Morocco quick facts
A veritable melting pot of Arabic, African and European cultures, Morocco has long draw adventurers, travellers and tourists to the north-western most tip of the African continent. So close to Europe (the Straits of Gibraltar, which separate them are 9 miles/14 kilometres at their narrowest point)and yet so different and exotic, it is easy to see why.
Few are immune to Morocco’s charms: writers such as Samuel Pepys and George Orwell (three centuries apart) recorded their visits. Heads of State and Government (such as British Prime Minister Winston Churchill to US President Franklin D. Roosevelt) visited their counterparts or came to relax; fashion icons and rock and roll legends came in the swinging sixties to party… Today, Morocco welcomes backpackers, families, mountaineers, package tourists and the international jet set with the same smiling welcome and warm hospitality. Read our information on getting to Morocco to start planning your trip!
Full name: The Kingdom of Morocco.
Population: Around 30 million - mainly indigenous Berber (Amazigh) and Arab.
State religion: Sunni Islam, with Christian and Jewish minorities.
Governance: Constitutional monarchy.
Head of State: King Mohammed VI (who succeeded his father, Hassan II in 1999).
Bordering countries: Algeria and Mauretania.
Area: 710,00 sq km.
Geography: two coastlines (along the Mediterranean Sea and the Atlantic Ocean); a hot and arid interior including the Sahara Desert; mountain ranges of the Rif (to the north, running parallel to the Mediterranean coast) and the Middle, High and Anti-Atlas (running more-or-less from north to south down the Eastern flank) feed large gorges (such as those of the Dades and Todra rivers in the south) as well as oases and palmeraie.
Highest peak: Jbel Toubkal in Morocco’s High Atlas range (4,167m).
Principal cities: Rabat (the capital), Casablanca (the largest city), Tangiers, Marrakech, Agadir, Meknes, Ouarzazate and Fes.
Currency: Moroccan dirham (MAD).
Time zone: GMT (as the UK, with seasonal adjustments).
Electricity: Electric current is 127/220 volts AC, 50Hz - plugs are the same as those across mainland Europe (two round pins).

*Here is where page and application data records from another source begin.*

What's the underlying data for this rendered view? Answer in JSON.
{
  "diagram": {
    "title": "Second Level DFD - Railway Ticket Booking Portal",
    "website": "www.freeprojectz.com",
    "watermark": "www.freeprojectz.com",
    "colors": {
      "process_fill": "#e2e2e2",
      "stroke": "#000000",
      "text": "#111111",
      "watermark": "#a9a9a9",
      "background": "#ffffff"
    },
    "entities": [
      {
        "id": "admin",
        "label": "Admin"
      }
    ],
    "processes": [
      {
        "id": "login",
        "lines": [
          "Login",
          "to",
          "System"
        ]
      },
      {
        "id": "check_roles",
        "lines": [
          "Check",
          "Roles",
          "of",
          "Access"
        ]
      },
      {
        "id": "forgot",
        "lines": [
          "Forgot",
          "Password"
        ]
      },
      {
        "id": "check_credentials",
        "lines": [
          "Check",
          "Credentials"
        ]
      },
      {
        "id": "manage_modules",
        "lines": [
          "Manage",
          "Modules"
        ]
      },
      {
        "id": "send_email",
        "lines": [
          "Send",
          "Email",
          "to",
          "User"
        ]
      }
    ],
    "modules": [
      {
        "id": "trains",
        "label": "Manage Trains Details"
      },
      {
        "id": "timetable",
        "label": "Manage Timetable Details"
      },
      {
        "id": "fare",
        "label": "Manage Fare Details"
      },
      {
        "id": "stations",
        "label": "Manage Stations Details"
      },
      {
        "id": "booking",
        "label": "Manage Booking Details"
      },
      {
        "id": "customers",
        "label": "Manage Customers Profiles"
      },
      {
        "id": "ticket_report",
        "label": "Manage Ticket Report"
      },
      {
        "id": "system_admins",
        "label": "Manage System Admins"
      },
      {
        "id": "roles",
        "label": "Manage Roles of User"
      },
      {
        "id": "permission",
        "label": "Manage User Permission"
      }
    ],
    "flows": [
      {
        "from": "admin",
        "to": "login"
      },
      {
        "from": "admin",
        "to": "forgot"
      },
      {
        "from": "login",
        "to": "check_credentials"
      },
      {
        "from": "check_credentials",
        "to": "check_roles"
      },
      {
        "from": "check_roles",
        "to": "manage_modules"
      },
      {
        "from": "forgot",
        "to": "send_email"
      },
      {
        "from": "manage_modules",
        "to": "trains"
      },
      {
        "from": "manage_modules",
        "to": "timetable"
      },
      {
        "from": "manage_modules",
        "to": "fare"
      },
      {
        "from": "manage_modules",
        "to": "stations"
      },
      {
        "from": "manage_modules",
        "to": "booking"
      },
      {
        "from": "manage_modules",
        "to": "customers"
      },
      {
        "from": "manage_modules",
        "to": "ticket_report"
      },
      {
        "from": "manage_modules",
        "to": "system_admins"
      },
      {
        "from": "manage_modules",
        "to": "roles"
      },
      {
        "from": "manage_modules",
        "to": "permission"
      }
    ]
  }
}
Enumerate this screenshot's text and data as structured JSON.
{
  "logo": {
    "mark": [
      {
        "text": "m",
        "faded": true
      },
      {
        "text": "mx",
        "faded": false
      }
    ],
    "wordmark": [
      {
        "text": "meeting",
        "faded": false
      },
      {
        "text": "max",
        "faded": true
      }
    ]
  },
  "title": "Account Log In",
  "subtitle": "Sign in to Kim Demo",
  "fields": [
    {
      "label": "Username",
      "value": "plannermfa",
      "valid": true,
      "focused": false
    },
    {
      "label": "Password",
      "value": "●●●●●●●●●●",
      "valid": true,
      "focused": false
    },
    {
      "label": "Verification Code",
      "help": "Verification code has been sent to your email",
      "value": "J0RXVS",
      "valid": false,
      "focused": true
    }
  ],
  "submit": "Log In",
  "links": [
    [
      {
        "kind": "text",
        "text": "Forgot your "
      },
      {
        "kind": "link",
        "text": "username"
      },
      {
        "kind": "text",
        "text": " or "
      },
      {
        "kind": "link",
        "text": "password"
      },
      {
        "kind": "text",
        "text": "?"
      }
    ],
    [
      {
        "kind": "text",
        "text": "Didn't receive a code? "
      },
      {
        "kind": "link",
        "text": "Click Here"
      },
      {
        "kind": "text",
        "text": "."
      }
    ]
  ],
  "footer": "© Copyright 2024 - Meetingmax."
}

Official language: Arabic, although recent constitutional changes give a standardised version of the Berber dialects greater status. French is still used for tuition, business and government purposes, although English is becoming increasingly important.
UN Human Development Index ranking: 129 (out of 187).